(Data to process)

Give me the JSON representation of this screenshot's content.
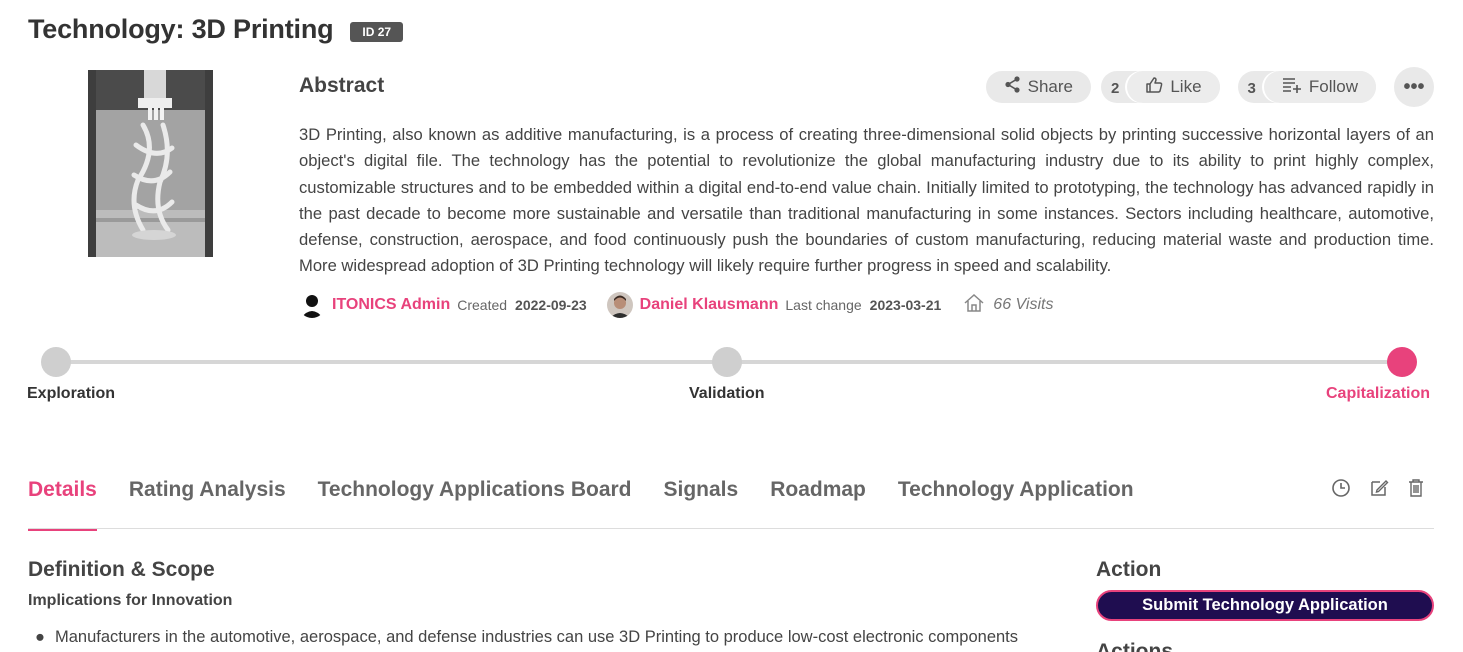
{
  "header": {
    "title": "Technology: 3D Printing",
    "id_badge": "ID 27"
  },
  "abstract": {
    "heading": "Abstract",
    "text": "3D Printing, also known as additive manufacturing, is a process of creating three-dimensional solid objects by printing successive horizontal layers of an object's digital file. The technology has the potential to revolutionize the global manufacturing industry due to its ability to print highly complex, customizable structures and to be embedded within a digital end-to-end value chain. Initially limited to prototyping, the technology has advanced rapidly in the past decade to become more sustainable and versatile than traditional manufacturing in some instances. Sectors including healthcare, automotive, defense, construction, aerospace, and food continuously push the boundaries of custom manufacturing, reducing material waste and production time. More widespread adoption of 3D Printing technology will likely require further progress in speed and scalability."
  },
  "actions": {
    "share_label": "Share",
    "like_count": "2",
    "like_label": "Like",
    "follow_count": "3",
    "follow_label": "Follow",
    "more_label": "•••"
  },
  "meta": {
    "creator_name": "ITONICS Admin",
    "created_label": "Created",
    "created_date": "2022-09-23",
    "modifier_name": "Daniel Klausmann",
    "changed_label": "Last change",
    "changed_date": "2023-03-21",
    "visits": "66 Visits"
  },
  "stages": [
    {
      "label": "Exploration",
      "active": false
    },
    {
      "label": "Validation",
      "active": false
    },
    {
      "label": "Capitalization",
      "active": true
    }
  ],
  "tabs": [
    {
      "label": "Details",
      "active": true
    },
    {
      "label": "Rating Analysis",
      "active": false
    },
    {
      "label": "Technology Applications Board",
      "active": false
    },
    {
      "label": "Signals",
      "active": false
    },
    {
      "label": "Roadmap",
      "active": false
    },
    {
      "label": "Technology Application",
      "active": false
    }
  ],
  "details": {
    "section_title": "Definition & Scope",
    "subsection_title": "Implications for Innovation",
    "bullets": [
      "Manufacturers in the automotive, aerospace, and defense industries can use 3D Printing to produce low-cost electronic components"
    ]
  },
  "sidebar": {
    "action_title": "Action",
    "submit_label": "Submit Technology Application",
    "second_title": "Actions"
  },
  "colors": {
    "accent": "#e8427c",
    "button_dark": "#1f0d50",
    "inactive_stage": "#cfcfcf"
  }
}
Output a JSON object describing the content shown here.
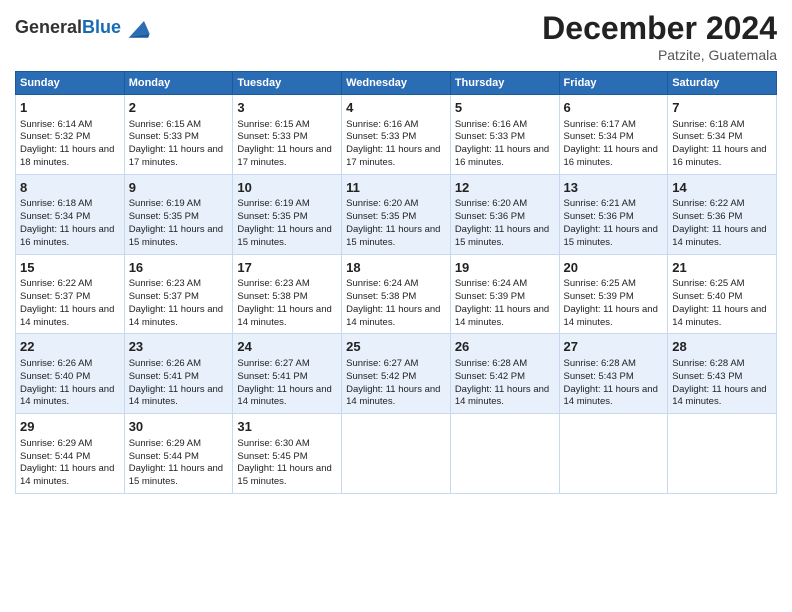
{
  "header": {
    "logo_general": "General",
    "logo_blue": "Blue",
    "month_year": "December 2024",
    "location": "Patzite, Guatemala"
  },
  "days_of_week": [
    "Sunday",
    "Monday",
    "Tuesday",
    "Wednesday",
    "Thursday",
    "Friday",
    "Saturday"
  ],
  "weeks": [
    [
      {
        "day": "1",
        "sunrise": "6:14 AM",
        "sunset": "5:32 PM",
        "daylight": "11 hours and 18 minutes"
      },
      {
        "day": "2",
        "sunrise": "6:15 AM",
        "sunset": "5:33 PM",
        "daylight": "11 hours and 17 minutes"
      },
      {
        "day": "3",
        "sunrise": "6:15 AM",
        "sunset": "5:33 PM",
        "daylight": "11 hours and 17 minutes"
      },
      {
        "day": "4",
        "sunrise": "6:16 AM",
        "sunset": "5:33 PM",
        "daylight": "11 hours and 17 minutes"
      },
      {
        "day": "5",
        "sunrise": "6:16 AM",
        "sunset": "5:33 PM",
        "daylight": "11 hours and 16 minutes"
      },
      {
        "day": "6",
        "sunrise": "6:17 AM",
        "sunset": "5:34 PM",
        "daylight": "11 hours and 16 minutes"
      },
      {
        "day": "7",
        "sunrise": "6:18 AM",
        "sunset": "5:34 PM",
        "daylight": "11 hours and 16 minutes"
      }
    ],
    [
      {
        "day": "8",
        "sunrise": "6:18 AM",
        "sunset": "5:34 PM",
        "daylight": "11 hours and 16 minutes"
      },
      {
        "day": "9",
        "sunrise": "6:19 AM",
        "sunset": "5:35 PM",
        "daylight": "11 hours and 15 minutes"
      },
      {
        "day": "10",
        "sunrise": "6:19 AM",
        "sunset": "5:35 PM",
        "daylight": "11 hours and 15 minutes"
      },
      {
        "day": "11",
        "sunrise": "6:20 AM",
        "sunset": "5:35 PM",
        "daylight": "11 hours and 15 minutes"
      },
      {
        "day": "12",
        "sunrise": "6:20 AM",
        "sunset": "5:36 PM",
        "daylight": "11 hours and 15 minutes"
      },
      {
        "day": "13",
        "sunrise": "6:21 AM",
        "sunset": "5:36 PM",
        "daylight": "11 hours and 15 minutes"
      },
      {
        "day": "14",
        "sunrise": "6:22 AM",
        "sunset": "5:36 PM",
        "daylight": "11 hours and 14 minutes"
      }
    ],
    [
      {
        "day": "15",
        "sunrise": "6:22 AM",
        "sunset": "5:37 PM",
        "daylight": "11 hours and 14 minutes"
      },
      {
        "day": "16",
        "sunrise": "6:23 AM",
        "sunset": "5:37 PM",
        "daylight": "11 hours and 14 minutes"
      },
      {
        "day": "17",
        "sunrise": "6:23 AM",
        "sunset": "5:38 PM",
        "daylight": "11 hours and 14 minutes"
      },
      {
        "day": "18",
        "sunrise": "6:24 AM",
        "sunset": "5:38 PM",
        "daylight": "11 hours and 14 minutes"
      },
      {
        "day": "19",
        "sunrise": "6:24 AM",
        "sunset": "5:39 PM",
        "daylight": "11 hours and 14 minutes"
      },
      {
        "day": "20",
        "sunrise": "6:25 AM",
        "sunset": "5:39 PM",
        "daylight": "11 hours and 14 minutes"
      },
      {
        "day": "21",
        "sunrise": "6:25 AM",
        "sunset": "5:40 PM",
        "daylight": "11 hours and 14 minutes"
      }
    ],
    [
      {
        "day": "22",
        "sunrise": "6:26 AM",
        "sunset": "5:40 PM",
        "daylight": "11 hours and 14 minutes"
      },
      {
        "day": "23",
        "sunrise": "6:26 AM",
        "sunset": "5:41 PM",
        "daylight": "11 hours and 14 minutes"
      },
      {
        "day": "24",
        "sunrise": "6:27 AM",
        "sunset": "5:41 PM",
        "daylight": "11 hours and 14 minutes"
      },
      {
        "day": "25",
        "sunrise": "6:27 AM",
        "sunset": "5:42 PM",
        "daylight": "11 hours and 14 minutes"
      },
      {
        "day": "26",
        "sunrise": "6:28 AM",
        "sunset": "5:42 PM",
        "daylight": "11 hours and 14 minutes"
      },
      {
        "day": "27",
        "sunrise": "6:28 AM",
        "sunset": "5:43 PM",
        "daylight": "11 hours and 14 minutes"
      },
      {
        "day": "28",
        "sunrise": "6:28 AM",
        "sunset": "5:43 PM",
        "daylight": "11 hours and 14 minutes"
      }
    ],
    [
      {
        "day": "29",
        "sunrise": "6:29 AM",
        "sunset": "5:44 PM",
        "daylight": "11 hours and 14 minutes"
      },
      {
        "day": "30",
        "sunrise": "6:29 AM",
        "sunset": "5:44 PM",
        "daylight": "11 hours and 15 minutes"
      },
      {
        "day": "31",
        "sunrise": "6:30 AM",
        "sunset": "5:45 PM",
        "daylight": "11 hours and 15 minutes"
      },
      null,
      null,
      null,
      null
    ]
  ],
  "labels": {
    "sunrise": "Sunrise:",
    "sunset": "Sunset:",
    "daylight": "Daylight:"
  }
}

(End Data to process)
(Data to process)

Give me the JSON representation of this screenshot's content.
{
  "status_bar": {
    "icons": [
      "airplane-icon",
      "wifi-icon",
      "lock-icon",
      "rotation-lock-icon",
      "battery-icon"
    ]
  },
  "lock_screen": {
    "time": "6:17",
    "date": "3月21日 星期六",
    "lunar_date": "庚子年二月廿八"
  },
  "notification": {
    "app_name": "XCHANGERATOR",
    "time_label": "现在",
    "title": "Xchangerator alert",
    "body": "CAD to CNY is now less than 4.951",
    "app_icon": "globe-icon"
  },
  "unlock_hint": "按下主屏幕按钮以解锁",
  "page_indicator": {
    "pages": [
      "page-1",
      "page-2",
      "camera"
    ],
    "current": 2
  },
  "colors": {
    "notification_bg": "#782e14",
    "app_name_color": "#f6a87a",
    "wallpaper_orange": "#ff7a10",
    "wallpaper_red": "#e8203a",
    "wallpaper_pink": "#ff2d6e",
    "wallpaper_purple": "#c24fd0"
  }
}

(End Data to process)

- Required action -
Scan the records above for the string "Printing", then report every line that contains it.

- Solution for this problem -
    "title": "Technology: 3D Printing",
    "text": "3D Printing, also known as additive manufacturing, is a process of creating three-dimensional solid objects by printing successive horizontal layers of an object's digital file. The technology has the potential to revolutionize the global manufacturing industry due to its ability to print highly complex, customizable structures and to be embedded within a digital end-to-end value chain. Initially limited to prototyping, the technology has advanced rapidly in the past decade to become more sustainable and versatile than traditional manufacturing in some instances. Sectors including healthcare, automotive, defense, construction, aerospace, and food continuously push the boundaries of custom manufacturing, reducing material waste and production time. More widespread adoption of 3D Printing technology will likely require further progress in speed and scalability."
      "Manufacturers in the automotive, aerospace, and defense industries can use 3D Printing to produce low-cost electronic components"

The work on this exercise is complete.